Saved entries:

Start of Block

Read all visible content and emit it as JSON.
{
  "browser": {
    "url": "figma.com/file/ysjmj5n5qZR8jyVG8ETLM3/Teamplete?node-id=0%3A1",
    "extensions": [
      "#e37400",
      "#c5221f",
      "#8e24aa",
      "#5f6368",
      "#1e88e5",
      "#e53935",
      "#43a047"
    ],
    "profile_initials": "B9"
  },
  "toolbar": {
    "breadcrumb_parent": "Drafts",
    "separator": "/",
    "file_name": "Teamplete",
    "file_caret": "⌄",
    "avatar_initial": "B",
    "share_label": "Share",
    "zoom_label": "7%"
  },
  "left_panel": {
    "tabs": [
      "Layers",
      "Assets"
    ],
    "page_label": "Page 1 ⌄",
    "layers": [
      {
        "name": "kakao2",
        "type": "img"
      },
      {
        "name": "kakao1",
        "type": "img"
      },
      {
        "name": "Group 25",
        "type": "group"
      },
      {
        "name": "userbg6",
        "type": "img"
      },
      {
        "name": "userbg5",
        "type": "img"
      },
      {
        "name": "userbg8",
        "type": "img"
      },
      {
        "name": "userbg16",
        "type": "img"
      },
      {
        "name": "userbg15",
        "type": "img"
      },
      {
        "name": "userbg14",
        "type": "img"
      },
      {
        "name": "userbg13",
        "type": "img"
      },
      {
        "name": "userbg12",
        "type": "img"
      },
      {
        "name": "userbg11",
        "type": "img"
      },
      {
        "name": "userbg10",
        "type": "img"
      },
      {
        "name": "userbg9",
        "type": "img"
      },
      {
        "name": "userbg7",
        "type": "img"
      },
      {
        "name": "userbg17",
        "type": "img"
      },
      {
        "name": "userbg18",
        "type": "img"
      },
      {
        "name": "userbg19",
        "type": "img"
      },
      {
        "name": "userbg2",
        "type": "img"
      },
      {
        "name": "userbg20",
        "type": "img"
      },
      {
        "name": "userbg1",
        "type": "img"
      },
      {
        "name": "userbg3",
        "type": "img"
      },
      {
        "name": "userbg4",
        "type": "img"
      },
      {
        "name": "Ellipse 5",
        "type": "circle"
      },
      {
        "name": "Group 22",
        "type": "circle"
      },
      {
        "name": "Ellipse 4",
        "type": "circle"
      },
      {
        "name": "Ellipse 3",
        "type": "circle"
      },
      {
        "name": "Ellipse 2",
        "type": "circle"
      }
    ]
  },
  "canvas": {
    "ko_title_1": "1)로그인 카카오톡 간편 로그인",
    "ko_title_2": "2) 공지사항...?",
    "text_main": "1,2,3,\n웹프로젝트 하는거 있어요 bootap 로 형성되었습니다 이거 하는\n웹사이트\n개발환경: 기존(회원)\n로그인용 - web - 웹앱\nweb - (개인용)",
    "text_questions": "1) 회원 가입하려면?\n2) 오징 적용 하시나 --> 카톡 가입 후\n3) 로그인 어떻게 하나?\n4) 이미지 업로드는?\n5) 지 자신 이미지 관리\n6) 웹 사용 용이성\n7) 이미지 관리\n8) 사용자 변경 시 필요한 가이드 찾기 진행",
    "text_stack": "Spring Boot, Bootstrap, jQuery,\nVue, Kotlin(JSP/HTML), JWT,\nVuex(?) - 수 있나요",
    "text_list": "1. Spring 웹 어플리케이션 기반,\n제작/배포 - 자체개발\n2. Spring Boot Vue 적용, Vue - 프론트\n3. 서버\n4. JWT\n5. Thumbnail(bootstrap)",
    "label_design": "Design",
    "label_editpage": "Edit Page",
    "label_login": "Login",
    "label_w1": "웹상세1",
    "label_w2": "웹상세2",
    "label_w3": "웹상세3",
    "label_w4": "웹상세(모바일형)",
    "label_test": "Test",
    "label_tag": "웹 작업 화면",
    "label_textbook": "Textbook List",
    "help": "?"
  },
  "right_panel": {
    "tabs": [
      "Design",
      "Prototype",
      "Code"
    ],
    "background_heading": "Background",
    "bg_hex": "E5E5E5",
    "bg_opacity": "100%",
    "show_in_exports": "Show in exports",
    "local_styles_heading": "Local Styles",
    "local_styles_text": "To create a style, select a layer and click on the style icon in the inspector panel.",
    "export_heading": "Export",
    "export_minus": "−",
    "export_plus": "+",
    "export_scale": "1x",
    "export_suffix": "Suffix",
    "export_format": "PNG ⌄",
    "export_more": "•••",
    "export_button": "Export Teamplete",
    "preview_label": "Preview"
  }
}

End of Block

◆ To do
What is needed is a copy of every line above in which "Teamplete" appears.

◆ Written solution
    "url": "figma.com/file/ysjmj5n5qZR8jyVG8ETLM3/Teamplete?node-id=0%3A1",
    "file_name": "Teamplete",
    "export_button": "Export Teamplete",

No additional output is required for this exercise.